Prior to playing at Phoenix Prep, Huseinovic played his previous two seasons at Chaparral High School in Phoenix. The 6-foot-6 guard averaged 14.2 points and 2.9 rebounds on 39 percent from beyond the arc as a junior. He helped lead them to the 6A Arizona state championship game, where he scored 18 points.
Foster, from Australia, joins Kane Milling (France) and Huseinovic (Bosnia & Herzegovina) as the third player from overseas in Alford’s first two recruiting classes. He represented Australia in the FIBA 3x3 U18 Asia Cup and earned all-tournament honors — averaging six points per game across five contests. His 30 total points were the second-most in the tournament. He played his senior year at Golden State Preparatory School in Napa, Cal.
“Daniel is a versatile guard who can play a variety of positions,” Alford said. “A tough minded competitor who knows how to play the game. We’ve had tremendous success with Australian born players.”
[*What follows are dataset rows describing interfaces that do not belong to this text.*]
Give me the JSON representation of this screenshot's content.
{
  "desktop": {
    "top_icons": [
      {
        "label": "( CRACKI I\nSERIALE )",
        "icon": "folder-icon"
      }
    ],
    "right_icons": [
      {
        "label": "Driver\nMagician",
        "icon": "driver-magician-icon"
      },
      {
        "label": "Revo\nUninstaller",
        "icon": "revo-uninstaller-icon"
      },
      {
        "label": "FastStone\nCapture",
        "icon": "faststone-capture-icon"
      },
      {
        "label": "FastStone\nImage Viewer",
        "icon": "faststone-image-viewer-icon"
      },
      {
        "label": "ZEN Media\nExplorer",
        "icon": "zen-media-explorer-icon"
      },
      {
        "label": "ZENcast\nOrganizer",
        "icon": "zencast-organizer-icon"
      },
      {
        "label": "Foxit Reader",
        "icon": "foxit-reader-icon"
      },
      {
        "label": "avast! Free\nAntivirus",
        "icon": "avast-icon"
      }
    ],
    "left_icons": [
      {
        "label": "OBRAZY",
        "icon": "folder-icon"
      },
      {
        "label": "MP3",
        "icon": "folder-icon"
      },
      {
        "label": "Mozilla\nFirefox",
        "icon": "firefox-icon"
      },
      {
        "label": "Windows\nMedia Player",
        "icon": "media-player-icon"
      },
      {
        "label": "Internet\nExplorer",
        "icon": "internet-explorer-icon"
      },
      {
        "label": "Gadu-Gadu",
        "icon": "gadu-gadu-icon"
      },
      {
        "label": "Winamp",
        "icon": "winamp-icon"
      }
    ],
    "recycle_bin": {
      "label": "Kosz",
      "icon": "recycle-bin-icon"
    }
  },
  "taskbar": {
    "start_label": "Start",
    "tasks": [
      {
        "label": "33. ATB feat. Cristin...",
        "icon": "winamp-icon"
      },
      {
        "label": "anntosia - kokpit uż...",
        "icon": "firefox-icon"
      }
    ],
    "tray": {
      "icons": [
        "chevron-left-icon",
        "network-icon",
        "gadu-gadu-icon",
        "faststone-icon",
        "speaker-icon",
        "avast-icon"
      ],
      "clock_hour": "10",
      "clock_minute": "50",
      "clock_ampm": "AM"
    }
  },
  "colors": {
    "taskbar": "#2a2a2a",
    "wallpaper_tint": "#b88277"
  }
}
Foster was a member of the Victoria State Championship team, the Hume City Broncos. He was given the Youth Player of the Year Award. and was nominated as the Youth Player of the Year. While representing Victoria in the Australian U20 National Tournament, Foster showed he could be a terrific facilitator, averaging 4.9 assists in the tournament. The 6-foot-3 guard also averaged 3.6 steals and was named to the all-state team.
Henry played with Huseinovic at Phoenix Prep as a senior, helped leading them to a 35-15 record in the Grind Session. Henry, who earned first-team All-Grind Session honoree, averaged 17.4 points, 11.3 rebounds and 1.4 blocks while shooting 57 percent from the floor and 84 percent from the stripe.
“Dre has a tremendous ceiling as a basketball player,” Alford said. “He is a strong and athletic player who loves to compete at both ends of the floor. He will improve daily due to how hard he works.”
As a junior, Henry played at Mountain Point High School in Phoenix. The 6-foot-8 forward averaged 12.2 points, 10.2 rebounds and 1.5 blocks as a junior. He shot 62 percent from the floor and 84 percent from the free throw line. He chose Nevada over Air Force, North Carolina A&T, Northern Arizona and Portland State, among others.